Runners-up: Fusion 1560 Apartments, Post Harbour Island

Best Artistic Repurposing of a School Bus

Shelving her dream of owning a retail bookstore, Mitzi Gordon created something even better — the Bluebird Books Bus, a formerly-yellow short bus painted blueberry blue (Pantone 301, to be exact) and stocked with new and used books, artists’ publications and books about art. A frequent sight at cultural events on both sides of the Bay, the Bus has become a mobile icon and champion for visual and literary arts.

Watch: Mitzi Gordon, Elizabeth Williams and David Durney — Bluebird Books Bus founder, project librarian and "the guy in the back of the bus," respectively — talk about going mobile, suffering book-related injuries and hanging with The Moth in Georgia. CL's David Warner interviewed them during the Best of the Bay awards reception on Sept. 19 at Creative Loafing.

Photographers Matt Larson and Rebecca Sexton Larson converted their silver bullet — a gently used, custom-decorated Airstream trailer — into what may be the sexiest miniature photo gallery ever imagined: Boxfotos Airstream. Bonus: Their photography, packaged in specially-designed boxes and displayed inside the trailer, is awesome. Boxfotos will present an iPhoneography & Photo Safari workshop for Hillsborough County art teachers at the Ruskin Firehouse Cultural Center. Call the Tampa Museum of Art’s Education Dept at 813-421-8397 for information.

Watch: Matt & Rebecca Sexton Larson talk about Boxfotos Airstream, their sexy little gallery on wheels, in an interview with CL's David Warner during the Best of the Bay awards reception on Sept. 19 at Creative Loafing.

Runners-up: Marpena's Auto Repair, Bob Lee's Auto Repair

It’s not easy to become a competitive lender alternative to the private banks. Grow’s beating the odds with special volunteering initiatives in our community; plus, their loan rates are outstanding. Their fresh and catchy green ads give you the illusion that you could possibly “achieve your dreams” one day, whatever that means.
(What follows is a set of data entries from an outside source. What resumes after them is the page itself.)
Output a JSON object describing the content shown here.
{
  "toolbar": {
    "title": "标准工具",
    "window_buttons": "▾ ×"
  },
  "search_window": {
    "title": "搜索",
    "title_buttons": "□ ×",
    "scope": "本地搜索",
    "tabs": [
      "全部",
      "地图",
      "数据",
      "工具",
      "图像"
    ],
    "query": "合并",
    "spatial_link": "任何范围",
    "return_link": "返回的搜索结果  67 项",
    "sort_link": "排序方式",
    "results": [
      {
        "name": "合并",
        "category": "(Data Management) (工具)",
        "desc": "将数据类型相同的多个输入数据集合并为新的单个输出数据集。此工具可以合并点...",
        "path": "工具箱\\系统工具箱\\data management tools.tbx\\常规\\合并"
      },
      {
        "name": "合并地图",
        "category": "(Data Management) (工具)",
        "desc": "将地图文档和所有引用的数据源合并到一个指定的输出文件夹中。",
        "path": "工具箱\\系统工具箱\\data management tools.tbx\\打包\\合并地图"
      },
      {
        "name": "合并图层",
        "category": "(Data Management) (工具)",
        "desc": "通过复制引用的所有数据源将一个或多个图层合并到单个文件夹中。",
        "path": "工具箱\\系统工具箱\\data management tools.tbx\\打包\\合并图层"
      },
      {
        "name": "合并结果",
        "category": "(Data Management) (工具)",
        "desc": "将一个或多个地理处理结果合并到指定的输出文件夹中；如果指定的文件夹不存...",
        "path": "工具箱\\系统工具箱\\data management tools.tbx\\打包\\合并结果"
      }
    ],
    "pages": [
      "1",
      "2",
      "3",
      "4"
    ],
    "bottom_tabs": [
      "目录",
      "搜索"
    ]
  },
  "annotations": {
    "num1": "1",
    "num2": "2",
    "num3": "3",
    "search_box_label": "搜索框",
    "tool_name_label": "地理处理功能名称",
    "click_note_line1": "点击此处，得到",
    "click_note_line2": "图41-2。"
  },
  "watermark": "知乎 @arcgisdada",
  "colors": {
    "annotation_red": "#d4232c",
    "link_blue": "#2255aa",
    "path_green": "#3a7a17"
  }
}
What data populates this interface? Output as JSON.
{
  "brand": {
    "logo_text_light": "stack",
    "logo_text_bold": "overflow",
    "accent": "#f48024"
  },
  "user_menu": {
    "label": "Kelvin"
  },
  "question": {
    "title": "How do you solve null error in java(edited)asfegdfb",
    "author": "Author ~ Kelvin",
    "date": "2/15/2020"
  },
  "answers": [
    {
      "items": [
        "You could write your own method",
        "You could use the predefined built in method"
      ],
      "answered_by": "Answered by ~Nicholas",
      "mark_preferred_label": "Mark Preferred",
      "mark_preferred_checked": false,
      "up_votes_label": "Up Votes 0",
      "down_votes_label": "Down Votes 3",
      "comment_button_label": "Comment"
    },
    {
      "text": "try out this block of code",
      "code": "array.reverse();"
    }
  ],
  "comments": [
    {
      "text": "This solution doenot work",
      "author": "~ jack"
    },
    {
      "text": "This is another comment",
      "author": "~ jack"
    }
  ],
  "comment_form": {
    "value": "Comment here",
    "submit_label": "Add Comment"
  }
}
Runners-up: Fade Masters, Gandy Barber Shop

These big cats are not your typical fat cats — they include lions, tigers and lynx. Celebrating its 20th anniversary, this sanctuary houses over 100 abandoned, abused, orphaned and retired big cats and saves them from extinction. A variety of guided tours are available, including day, night, kids, wedding and private. Hop on the golf cart if the idea of the 90-minute walking tour makes you cringe. 12802 Easy St., Tampa, 813-920-4130,